USS Silversides Submarine Museum
A present-day photo of the USS Silversides (SS-236) moored in the Muskegon Channel.
USS Silversides near her port of origin, the Mare Island Navy Yard in Vallejo, California, during World War II.
USS Silversides Submarine Museum. In addition to tours and historical artifacts, the Museum also offers courses on underwater robotics.
An emergency but ultimately successful appendectomy being performed on Seaman George Platter while out at sea in 1942. Improvised surgical implements made from kitchen tools were used for the operation.
A Japanese picket vessel engulfed in flames after being attacked by the Silversides in October 1942. This photograph was taken through the sub's periscope. National Archives, RG80.
A cutaway view of a Gato-class submarine. Most American submarines of World War II were Gato, Balao, or Tench-class vessels.
Lt. Cmdr. Creed C. Burlingame, Silverside's commanding officer during the submarine's first war patrol. National Archives, RG80.
Backstory and Context
Though her keel was laid down on 4 November 1940, more than a year before the United States Navy base at Pearl Harbor, Hawaii was bombed by Imperial Japanese forces, the Gato-class attack submarine Silversides (SS-236) was not commissioned until 15 December 1941--a week after war was declared. Her shakedown cruise off the California coast took her to Pearl Harbor the following April, sailing into a harbor still recuperating from the devastation of 7 December.
Her first war patrol took her straight to the Japanese Home Islands, and from 1942-1945, over the course of fourteen total patrols, USS Silversides went on to sink more than 23 Japanese warships, the third-highest confirmed total for any Allied submarine of the war. The submarine received 12 Battle Stars for her wartime service (for meritorious participation in battle or damage suffered).
Only one casualty was suffered in the course of her combat service--a crewman killed by machine gun fire on her first war patrol, as Silversides attempted to sink a Japanese gunboat with her three-inch deck gun. In another harrowing moment from her fourth patrol, the sub took damage from a Japanese bomber in December 1942 that locked Silversides’ diving planes in full dive position; the crew barely managed to level the vessel’s descent before reaching crush depth.
Decommissioned after the war, Silversides was used by the US Navy Reserve in Chicago as a training sub until 1969, when she was decommissioned.
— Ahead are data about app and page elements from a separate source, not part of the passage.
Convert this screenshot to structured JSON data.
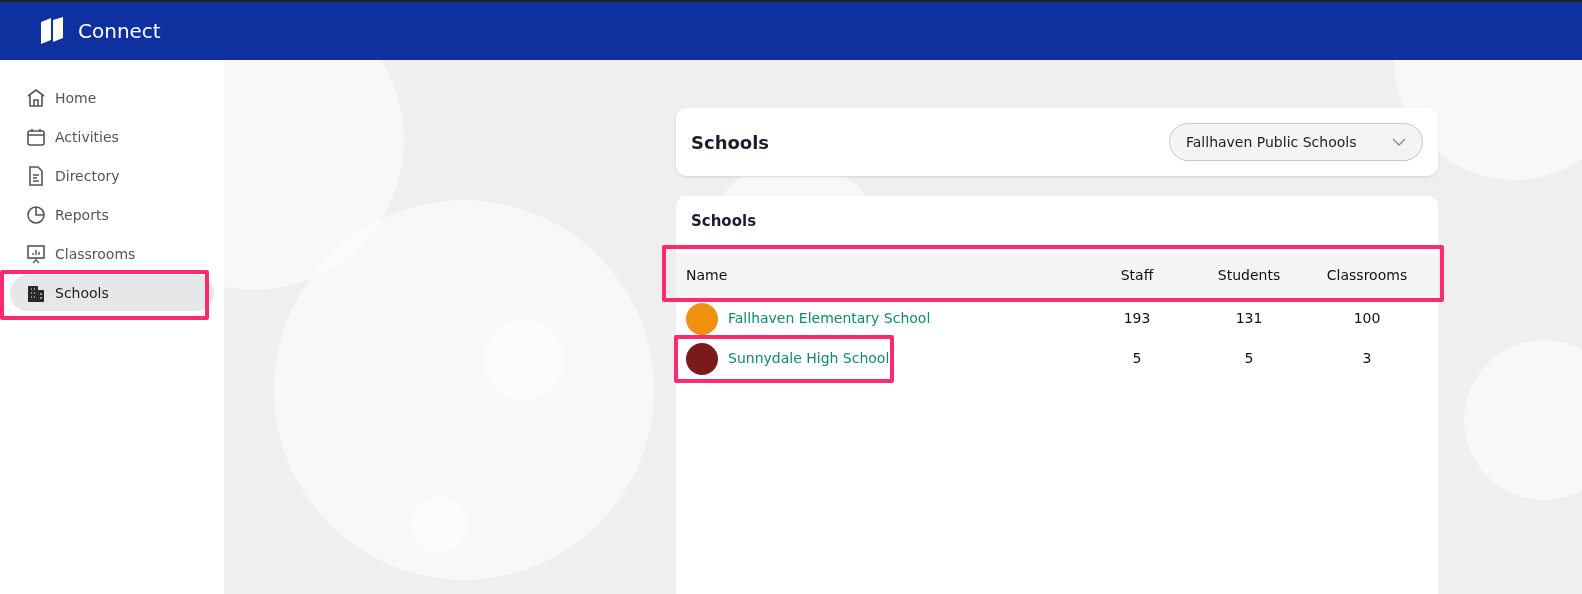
{
  "app": {
    "title": "Connect"
  },
  "sidebar": {
    "items": [
      {
        "kind": "home",
        "label": "Home",
        "selected": false,
        "highlighted": false
      },
      {
        "kind": "calendar",
        "label": "Activities",
        "selected": false,
        "highlighted": false
      },
      {
        "kind": "document",
        "label": "Directory",
        "selected": false,
        "highlighted": false
      },
      {
        "kind": "pie",
        "label": "Reports",
        "selected": false,
        "highlighted": false
      },
      {
        "kind": "board",
        "label": "Classrooms",
        "selected": false,
        "highlighted": false
      },
      {
        "kind": "building",
        "label": "Schools",
        "selected": true,
        "highlighted": true
      }
    ]
  },
  "page_header": {
    "title": "Schools",
    "district_select": {
      "value": "Fallhaven Public Schools"
    }
  },
  "table": {
    "title": "Schools",
    "header_highlighted": true,
    "columns": [
      "Name",
      "Staff",
      "Students",
      "Classrooms"
    ],
    "rows": [
      {
        "color": "#f0900f",
        "name": "Fallhaven Elementary School",
        "staff": "193",
        "students": "131",
        "classrooms": "100",
        "highlighted": false
      },
      {
        "color": "#7a1a1a",
        "name": "Sunnydale High School",
        "staff": "5",
        "students": "5",
        "classrooms": "3",
        "highlighted": true
      }
    ]
  }
}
As she was being decommissioned her successor, the Sturgeon-class USS Silversides (SSN-679) was under construction in Connecticut. Soon rescued by the Combined Great Lakes Navy Association and kept behind the Chicago Armory, the original SS-236 was later put on display at Navy Pier in 1979 while undergoing constant restoration. Silversides was moved to Muskegon in 1987.
In 1993, the USCGC McLane joined the Silversides outside the museum. Named for the tenth U.S. Secretary of the Treasury, the McLane is a 125-foot-long Coast Guard cutter built in 1927. Early duties included chasing down rum-runners violating Prohibition-era laws forbidding the sale of alcohol in the United States. During World War II, the McLane was rearmed and assigned patrols along the Alaskan coast--where in July 1942, the vessel hunted down and destroyed a Japanese submarine, making her the only US Coast Guard Cutter to ever sink a submarine. Decommissioned the same year as Silversides, she was used for several decades by a Sea Scout group in Chicago before joining the USS Silversides Museum.
The present museum offers tours of both vessels, as well as overnight stays for groups aboard the Silversides. Science and technology courses in underwater robotics are also offered.
USS Silversides (SS-236). NavSource Online: Submarine Photo Archive. . Accessed October 02, 2018. http://www.navsource.org/archives/08/08236.htm.
Silversides I (SS-236). Dictionary of American Naval Fighting Ships. . Accessed October 02, 2018. https://www.history.navy.mil/content/history/nhhc/research/histories/ship-histories/danfs/s/silversides-i.html. Naval History & Heritage Command